The German-British sociologist Norbert Elias, after retiring from the University of Leicester in 1962, spent the rest of the decade travelling round Europe. In the late spring of 1965, while ambling round a small fishing village in Torremolinos, he heard a woman shouting after him. ‘Then a little girl approached me laughing,’ he later wrote, ‘but hid her head, and was running back to her mother … Finally I understood through an older girl; she pointed to my shoes, where the left shoe-laces were untied and trailing.’ As Elias thanked her and did up his laces, he noticed that people around him were nodding and murmuring approvingly, as if he had corrected something about his appearance that was disturbing to the social order. He felt that by retying his laces he was being welcomed back into the community of respectable human beings.

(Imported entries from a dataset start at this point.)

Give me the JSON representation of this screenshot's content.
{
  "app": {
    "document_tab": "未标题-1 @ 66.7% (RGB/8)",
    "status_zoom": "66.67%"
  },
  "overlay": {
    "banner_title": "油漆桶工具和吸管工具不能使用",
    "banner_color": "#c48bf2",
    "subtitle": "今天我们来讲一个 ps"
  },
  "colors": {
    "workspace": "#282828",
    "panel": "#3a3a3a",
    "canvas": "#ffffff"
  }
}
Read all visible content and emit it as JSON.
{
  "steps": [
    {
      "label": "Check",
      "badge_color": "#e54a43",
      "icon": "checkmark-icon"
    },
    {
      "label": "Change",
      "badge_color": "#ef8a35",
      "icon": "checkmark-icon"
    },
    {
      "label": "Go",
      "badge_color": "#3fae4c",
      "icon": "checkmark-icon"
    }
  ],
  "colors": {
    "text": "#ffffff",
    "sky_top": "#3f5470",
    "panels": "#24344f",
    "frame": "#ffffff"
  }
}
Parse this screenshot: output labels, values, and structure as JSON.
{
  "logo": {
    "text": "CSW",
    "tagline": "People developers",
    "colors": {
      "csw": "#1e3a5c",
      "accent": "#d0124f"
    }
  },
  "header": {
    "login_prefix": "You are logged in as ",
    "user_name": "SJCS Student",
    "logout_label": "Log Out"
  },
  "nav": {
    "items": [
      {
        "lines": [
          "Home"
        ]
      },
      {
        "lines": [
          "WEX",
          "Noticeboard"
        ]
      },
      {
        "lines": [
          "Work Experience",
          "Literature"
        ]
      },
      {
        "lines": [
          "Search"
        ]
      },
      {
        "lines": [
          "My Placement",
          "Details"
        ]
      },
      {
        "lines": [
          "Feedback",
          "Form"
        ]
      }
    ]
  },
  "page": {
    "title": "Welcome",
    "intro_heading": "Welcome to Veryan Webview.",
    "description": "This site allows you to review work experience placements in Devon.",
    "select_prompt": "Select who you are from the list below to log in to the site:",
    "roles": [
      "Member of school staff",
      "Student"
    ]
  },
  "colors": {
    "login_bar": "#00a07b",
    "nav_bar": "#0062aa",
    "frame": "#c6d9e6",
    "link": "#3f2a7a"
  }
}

One of the little experiments he undertook to amuse himself over the next year or so was to go round various European cities leaving his shoelaces untied. Harold Garfinkel, in his Studies in Ethnomethodology (1967), called this a ‘breaching experiment’. This is an ethnographic exercise which examines people’s reactions to the breaking of social norms that we normally take for granted. The irritation and/or embarrassment this often causes can tell us much about hidden cultural assumptions and values. ‘I cannot help it: I am fascinated by the people, their differences, their behaviour, their way of life,’ Elias wrote.

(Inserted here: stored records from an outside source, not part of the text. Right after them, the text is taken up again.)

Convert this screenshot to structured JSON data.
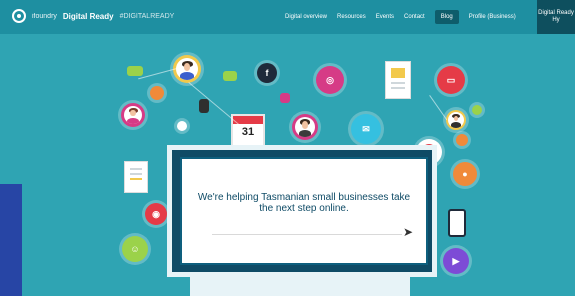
{
  "nav": {
    "brand_small": "ifoundry",
    "brand_title": "Digital Ready",
    "brand_sub": "#DIGITALREADY",
    "items": [
      "Digital overview",
      "Resources",
      "Events",
      "Contact",
      "Blog",
      "Profile (Business)"
    ],
    "cta": "Digital Ready Hy"
  },
  "hero": {
    "headline": "We're helping Tasmanian small businesses take the next step online.",
    "arrow": "➤"
  },
  "calendar": {
    "day": "31"
  },
  "colors": {
    "background": "#2fa4b3",
    "navbar": "#1e8fa1",
    "monitor": "#0f4b66",
    "accent_red": "#e53b47",
    "accent_pink": "#d63b86",
    "accent_green": "#9bd24a",
    "accent_orange": "#f08a3a"
  },
  "icons": [
    "facebook-icon",
    "instagram-icon",
    "youtube-icon",
    "calendar-icon",
    "tablet-icon",
    "document-icon",
    "chat-icon",
    "user-avatar-icon"
  ]
}
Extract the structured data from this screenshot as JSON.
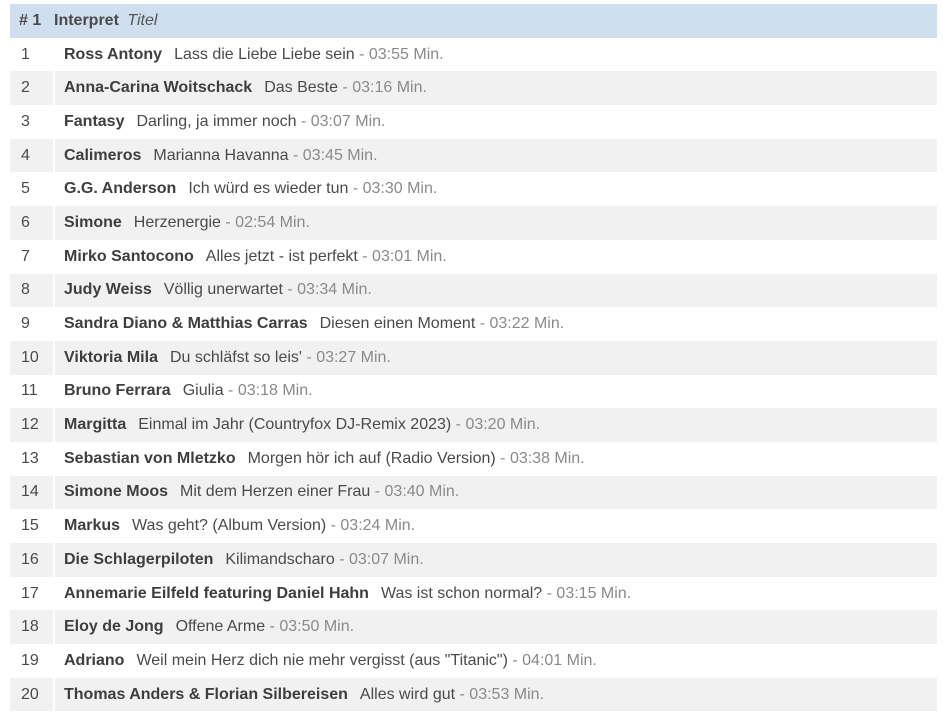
{
  "header": {
    "rank": "# 1",
    "interpret": "Interpret",
    "title": "Titel"
  },
  "rows": [
    {
      "rank": "1",
      "artist": "Ross Antony",
      "title": "Lass die Liebe Liebe sein",
      "duration": "03:55 Min."
    },
    {
      "rank": "2",
      "artist": "Anna-Carina Woitschack",
      "title": "Das Beste",
      "duration": "03:16 Min."
    },
    {
      "rank": "3",
      "artist": "Fantasy",
      "title": "Darling, ja immer noch",
      "duration": "03:07 Min."
    },
    {
      "rank": "4",
      "artist": "Calimeros",
      "title": "Marianna Havanna",
      "duration": "03:45 Min."
    },
    {
      "rank": "5",
      "artist": "G.G. Anderson",
      "title": "Ich würd es wieder tun",
      "duration": "03:30 Min."
    },
    {
      "rank": "6",
      "artist": "Simone",
      "title": "Herzenergie",
      "duration": "02:54 Min."
    },
    {
      "rank": "7",
      "artist": "Mirko Santocono",
      "title": "Alles jetzt - ist perfekt",
      "duration": "03:01 Min."
    },
    {
      "rank": "8",
      "artist": "Judy Weiss",
      "title": "Völlig unerwartet",
      "duration": "03:34 Min."
    },
    {
      "rank": "9",
      "artist": "Sandra Diano & Matthias Carras",
      "title": "Diesen einen Moment",
      "duration": "03:22 Min."
    },
    {
      "rank": "10",
      "artist": "Viktoria Mila",
      "title": "Du schläfst so leis'",
      "duration": "03:27 Min."
    },
    {
      "rank": "11",
      "artist": "Bruno Ferrara",
      "title": "Giulia",
      "duration": "03:18 Min."
    },
    {
      "rank": "12",
      "artist": "Margitta",
      "title": "Einmal im Jahr (Countryfox DJ-Remix 2023)",
      "duration": "03:20 Min."
    },
    {
      "rank": "13",
      "artist": "Sebastian von Mletzko",
      "title": "Morgen hör ich auf (Radio Version)",
      "duration": "03:38 Min."
    },
    {
      "rank": "14",
      "artist": "Simone Moos",
      "title": "Mit dem Herzen einer Frau",
      "duration": "03:40 Min."
    },
    {
      "rank": "15",
      "artist": "Markus",
      "title": "Was geht? (Album Version)",
      "duration": "03:24 Min."
    },
    {
      "rank": "16",
      "artist": "Die Schlagerpiloten",
      "title": "Kilimandscharo",
      "duration": "03:07 Min."
    },
    {
      "rank": "17",
      "artist": "Annemarie Eilfeld featuring Daniel Hahn",
      "title": "Was ist schon normal?",
      "duration": "03:15 Min."
    },
    {
      "rank": "18",
      "artist": "Eloy de Jong",
      "title": "Offene Arme",
      "duration": "03:50 Min."
    },
    {
      "rank": "19",
      "artist": "Adriano",
      "title": "Weil mein Herz dich nie mehr vergisst (aus \"Titanic\")",
      "duration": "04:01 Min."
    },
    {
      "rank": "20",
      "artist": "Thomas Anders & Florian Silbereisen",
      "title": "Alles wird gut",
      "duration": "03:53 Min."
    }
  ],
  "separator": " - ",
  "colors": {
    "header_bg": "#cfdff0",
    "row_alt_bg": "#f1f1f1",
    "duration_text": "#8a8a8a"
  }
}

He published his research results in a brief article in Die Zeit in November 1967, titled ‘The story of the shoelaces’. It came to light only quite recently when publicised by Ingo Mörth, a professor at the Johannes Kepler Universität in Linz, Austria, in the June 2007 issue of Figurations: The Newsletter of the Norbert Elias Foundation. In England, Elias found, ‘mostly elderly gentlemen reacted by communicating with me on the danger of stumbling and falling’. In Germany ‘older men only looked at me somewhat contemptuously, whereas women reacted directly and tried to “clean up” the obvious disorder, on the tram as well as elsewhere’. In Switzerland, Elias found that his untied laces sparked up many conversations, not just about the dangers of untied laces but the perils of eating grapes and travelling on trains as well. In France he got little reaction: no one cared about his or anyone else’s shoelaces.
As someone who is very bad at tying his laces, so that they come untied easily, I can confirm Elias’s experimental results: leaving your shoelaces untied is a source of constant comment and advice from strangers. There is always a little part of me that feels I am being admonished personally, as I associate my poor tying of laces with some aspect of my personality, particularly my tendency to freeze up in conversation and trip over words as though they were shoelaces (although, oddly, I very rarely trip over my shoelaces).

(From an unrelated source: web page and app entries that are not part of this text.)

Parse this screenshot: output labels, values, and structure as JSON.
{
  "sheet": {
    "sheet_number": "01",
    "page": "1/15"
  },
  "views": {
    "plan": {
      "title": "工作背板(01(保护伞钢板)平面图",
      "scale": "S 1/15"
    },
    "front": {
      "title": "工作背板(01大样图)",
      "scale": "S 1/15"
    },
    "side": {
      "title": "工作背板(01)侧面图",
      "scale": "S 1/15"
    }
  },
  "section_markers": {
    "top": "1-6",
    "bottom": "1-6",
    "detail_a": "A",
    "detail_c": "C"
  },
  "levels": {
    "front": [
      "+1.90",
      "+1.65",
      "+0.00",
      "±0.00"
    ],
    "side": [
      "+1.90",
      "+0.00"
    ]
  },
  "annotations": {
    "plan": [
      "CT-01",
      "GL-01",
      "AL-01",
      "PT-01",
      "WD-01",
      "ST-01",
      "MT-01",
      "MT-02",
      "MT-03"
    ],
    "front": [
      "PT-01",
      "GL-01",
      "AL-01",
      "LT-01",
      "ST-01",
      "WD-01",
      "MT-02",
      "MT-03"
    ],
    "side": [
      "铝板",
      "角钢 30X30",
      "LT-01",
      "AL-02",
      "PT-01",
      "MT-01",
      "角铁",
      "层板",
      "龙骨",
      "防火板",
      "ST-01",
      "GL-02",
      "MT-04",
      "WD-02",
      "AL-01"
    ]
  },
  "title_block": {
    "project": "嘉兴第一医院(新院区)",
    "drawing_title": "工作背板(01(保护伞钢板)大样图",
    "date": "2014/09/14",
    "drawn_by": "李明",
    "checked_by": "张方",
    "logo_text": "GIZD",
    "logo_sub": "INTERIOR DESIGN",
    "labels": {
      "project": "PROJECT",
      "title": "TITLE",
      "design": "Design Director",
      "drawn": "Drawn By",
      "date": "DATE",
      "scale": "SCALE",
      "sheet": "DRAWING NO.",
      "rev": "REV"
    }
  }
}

Well into adulthood I did not know the approved method of tying laces, having been taught a special method off my brother when I was little, which in hindsight I would have to concede was flawed (the laces kept coming undone). I suppose I also (perhaps unfairly) associate excessive shoelace tying with passive aggression, as in John McEnroe’s old trick of tying his shoelaces during games rather than between games to put his opponents off. Well, health and safety be damned. I claim my right as a freeborn Englishman to leave my shoelaces untied occasionally. Let us set a thousand shoelaces free, trailing behind us like free spirits and endangering no one but ourselves.